Sexual Violence Prevention
SAFETY ALERT: If you are in danger please call 911 or
the 24-hour statewide Iowa Victim Service Call Center at 1-800-770-1650
The sexual violence prevention program of the Iowa Department of Public Health uses public health strategies to prevent sexual violence in Iowa.
Sexual violence refers to sexual behavior that occurs between people where consent is not obtained or freely given. Not all sexual violence includes physical contact between the individuals; it also may occur in the form of sexual harassment, threats, taking nude photos or sending them via email or text messages. Unwanted sexual touch may range from groping or fondling to rape.

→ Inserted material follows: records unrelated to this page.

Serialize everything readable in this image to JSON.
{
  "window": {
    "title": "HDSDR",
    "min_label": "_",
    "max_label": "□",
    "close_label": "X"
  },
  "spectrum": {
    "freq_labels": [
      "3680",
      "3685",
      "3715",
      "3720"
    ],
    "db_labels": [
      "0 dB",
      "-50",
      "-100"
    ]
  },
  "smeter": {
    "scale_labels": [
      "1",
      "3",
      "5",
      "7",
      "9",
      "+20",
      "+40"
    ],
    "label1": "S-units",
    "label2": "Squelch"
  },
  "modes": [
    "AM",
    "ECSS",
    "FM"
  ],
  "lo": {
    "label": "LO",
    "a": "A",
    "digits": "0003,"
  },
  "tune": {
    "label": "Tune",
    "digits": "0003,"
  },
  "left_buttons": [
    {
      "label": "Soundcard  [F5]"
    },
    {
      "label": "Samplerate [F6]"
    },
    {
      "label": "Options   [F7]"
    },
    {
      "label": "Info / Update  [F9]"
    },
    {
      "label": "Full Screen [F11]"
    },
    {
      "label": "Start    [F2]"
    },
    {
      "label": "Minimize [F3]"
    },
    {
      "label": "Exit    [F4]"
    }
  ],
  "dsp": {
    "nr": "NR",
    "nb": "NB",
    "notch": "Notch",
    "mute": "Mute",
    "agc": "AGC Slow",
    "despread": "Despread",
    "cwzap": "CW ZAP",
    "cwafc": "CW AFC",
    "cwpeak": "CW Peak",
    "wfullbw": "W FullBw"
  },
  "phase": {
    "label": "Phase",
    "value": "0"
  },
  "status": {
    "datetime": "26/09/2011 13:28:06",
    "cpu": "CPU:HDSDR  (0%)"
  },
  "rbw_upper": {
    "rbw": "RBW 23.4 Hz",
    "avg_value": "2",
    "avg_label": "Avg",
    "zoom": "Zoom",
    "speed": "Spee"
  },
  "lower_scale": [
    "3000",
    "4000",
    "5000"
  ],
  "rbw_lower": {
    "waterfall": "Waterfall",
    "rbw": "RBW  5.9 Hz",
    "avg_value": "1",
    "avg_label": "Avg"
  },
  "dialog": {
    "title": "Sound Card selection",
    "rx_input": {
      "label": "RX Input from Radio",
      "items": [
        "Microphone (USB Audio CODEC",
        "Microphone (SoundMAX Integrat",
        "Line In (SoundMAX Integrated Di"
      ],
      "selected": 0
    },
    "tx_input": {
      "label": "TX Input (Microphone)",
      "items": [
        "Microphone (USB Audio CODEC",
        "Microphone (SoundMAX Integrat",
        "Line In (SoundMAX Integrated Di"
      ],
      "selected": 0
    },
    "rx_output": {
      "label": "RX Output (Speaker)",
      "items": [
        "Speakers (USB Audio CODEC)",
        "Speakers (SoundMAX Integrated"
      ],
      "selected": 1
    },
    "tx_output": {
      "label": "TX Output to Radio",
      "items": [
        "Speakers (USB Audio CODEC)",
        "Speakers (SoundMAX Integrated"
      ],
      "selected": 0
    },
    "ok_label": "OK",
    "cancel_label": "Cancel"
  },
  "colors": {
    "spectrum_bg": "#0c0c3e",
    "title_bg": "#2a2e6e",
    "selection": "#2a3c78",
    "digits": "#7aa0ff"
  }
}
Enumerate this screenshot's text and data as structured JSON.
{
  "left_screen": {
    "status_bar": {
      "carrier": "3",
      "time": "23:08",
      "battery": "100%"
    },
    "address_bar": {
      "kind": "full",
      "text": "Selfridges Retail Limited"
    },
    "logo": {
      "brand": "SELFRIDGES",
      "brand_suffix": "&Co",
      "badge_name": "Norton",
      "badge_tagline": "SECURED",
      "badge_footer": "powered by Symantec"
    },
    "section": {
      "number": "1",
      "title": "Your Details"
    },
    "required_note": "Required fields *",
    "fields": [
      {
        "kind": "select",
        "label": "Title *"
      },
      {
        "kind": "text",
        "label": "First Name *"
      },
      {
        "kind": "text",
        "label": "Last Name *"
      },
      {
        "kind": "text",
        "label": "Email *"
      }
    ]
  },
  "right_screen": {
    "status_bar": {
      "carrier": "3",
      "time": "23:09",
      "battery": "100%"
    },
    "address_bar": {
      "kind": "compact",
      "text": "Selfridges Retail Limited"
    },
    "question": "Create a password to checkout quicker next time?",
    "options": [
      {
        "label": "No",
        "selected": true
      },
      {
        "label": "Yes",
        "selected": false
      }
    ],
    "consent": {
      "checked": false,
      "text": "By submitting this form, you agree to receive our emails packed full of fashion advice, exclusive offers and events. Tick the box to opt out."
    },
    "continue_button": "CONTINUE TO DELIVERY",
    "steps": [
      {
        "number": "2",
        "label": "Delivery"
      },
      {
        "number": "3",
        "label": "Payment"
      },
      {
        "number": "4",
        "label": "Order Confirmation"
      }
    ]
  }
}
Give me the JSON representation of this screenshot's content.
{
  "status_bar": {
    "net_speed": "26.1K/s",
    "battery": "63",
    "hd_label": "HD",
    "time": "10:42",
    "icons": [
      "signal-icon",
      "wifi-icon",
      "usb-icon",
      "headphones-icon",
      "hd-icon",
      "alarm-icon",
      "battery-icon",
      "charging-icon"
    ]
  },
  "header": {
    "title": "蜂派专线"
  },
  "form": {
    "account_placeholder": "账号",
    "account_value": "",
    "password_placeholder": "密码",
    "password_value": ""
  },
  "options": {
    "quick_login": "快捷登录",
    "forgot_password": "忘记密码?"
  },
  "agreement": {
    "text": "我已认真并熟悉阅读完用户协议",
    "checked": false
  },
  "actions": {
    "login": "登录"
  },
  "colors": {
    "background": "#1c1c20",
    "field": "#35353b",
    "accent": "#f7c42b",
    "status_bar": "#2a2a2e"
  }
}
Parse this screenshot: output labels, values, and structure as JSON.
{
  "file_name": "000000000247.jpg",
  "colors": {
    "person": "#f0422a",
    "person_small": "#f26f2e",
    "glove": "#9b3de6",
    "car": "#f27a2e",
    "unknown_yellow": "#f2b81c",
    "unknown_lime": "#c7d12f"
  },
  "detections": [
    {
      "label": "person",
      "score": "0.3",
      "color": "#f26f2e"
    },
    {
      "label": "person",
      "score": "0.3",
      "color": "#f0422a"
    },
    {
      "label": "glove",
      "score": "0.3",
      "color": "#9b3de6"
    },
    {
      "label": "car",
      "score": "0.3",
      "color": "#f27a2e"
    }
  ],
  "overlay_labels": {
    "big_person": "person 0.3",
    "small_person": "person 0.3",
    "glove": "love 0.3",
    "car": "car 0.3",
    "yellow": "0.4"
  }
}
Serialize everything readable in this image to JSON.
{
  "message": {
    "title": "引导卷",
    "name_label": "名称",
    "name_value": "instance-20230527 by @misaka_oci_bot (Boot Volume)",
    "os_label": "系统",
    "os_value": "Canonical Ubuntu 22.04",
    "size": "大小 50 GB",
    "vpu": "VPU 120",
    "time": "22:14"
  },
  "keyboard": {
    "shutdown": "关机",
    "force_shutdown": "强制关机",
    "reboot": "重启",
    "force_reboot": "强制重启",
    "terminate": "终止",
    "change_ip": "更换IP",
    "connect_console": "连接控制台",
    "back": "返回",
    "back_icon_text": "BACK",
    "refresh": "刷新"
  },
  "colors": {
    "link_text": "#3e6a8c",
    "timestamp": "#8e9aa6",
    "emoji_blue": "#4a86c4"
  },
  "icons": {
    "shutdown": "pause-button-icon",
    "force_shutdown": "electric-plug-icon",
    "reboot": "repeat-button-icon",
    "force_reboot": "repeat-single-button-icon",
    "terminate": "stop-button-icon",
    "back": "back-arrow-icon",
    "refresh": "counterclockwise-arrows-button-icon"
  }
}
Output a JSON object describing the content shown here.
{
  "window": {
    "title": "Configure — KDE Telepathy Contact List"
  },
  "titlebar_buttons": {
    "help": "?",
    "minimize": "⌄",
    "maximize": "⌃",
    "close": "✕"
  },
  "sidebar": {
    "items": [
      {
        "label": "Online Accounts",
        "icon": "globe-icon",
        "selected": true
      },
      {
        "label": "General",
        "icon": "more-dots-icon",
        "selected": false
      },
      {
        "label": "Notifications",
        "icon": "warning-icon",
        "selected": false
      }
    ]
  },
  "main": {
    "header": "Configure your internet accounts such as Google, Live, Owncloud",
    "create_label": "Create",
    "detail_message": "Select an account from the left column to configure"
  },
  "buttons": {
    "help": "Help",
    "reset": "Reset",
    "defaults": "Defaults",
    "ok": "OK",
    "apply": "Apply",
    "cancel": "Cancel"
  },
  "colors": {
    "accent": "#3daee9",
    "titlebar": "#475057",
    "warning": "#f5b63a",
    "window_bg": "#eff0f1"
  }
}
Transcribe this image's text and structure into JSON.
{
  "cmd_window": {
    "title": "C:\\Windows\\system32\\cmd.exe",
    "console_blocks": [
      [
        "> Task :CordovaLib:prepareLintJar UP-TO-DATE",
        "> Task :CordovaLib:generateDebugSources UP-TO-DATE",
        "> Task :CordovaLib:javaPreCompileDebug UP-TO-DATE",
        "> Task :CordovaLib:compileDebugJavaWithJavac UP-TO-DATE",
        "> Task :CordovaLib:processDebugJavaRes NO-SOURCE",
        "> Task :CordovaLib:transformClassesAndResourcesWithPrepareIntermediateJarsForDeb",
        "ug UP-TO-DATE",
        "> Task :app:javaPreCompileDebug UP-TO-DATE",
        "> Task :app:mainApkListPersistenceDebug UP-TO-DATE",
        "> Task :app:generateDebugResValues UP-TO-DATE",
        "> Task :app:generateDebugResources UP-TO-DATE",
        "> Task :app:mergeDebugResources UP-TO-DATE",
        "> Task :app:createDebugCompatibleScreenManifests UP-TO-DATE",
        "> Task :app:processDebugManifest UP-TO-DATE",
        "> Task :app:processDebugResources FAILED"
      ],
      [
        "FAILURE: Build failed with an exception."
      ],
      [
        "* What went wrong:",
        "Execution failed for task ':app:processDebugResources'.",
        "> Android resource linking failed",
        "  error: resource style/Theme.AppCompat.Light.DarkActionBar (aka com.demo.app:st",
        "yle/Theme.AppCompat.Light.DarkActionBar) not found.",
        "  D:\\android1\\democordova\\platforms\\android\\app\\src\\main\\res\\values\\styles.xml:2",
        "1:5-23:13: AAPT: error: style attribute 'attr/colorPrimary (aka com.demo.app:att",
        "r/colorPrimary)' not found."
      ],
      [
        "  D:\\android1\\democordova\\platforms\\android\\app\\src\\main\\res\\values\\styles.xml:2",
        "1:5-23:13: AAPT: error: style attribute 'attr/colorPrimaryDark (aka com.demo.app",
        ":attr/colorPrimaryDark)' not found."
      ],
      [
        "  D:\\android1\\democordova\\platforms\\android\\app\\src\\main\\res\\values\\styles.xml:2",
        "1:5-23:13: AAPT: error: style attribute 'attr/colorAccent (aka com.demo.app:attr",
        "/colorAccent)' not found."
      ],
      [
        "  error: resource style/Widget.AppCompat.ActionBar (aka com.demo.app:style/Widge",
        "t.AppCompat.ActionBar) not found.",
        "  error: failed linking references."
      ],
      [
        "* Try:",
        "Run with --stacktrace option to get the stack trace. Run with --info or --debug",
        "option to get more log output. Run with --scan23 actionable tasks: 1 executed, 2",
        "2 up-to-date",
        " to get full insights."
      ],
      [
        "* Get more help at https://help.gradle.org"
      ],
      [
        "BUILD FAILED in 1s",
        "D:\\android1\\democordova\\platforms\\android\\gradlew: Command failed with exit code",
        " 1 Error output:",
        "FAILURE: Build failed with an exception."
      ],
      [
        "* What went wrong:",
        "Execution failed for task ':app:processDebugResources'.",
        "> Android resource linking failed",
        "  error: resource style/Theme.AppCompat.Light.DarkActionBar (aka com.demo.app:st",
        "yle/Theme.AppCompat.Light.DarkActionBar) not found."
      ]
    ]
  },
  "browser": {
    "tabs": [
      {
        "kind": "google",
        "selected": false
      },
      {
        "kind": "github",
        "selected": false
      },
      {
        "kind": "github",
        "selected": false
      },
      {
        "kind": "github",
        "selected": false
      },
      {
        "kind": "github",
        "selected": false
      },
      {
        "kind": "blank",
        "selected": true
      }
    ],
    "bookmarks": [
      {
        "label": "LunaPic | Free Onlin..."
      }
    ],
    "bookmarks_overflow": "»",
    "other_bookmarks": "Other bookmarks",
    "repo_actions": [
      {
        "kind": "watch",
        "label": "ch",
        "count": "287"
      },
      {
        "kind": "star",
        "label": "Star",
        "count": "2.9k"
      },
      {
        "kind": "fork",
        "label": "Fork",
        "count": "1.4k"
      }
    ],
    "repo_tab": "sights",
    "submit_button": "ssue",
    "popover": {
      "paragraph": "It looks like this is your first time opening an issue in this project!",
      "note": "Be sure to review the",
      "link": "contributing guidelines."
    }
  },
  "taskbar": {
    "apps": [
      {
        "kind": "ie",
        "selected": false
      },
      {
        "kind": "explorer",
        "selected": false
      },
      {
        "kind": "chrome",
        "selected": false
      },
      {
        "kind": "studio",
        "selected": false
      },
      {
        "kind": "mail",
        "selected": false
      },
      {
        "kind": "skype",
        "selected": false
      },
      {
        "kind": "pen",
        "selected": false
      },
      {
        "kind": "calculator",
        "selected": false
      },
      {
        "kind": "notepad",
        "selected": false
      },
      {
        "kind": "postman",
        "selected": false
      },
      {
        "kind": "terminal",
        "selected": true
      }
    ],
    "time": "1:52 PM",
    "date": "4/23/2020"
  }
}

The program collaborates with community prevention partners to:
- gather data on the incidence of sexual violence in Iowa,
- develop strategies for preventing first-time victimization and perpetration of sexual violence,
- administer federal and state sexual violence prevention funds, and
- support the work of state and local agencies and organizations in their efforts to end sexual violence.
The program is funded by the National Center for Injury Prevention and Control at the Centers for Disease Control and Prevention.
Cost of Sexual Violence in Iowa
Sexual violence is a serious and costly public health problem in Iowa. In addition to its emotional toll, it causes substantial financial damage to the victims, their families, and society as whole. Injuries from sexual violence result in large expenditures by our systems of health care, law enforcement, criminal justice, and welfare. More important, acts of sexual violence lead to even greater costs that arise from lost productivity and the inability of victims and families to continue with activities of daily life.
To more clearly describe the societal burden of this problem, the Iowa Department of Public Health (IDPH) and the University of Iowa Injury Prevention Research Center (IPRC) allocated funds to conduct a cost analysis. The report enumerates the incidents of sexual violence in Iowa, the direct and indirect costs associated with it, and the costs to society of responding to it. Data used is from 2009 and 2010.The full report and a policy brief are found below.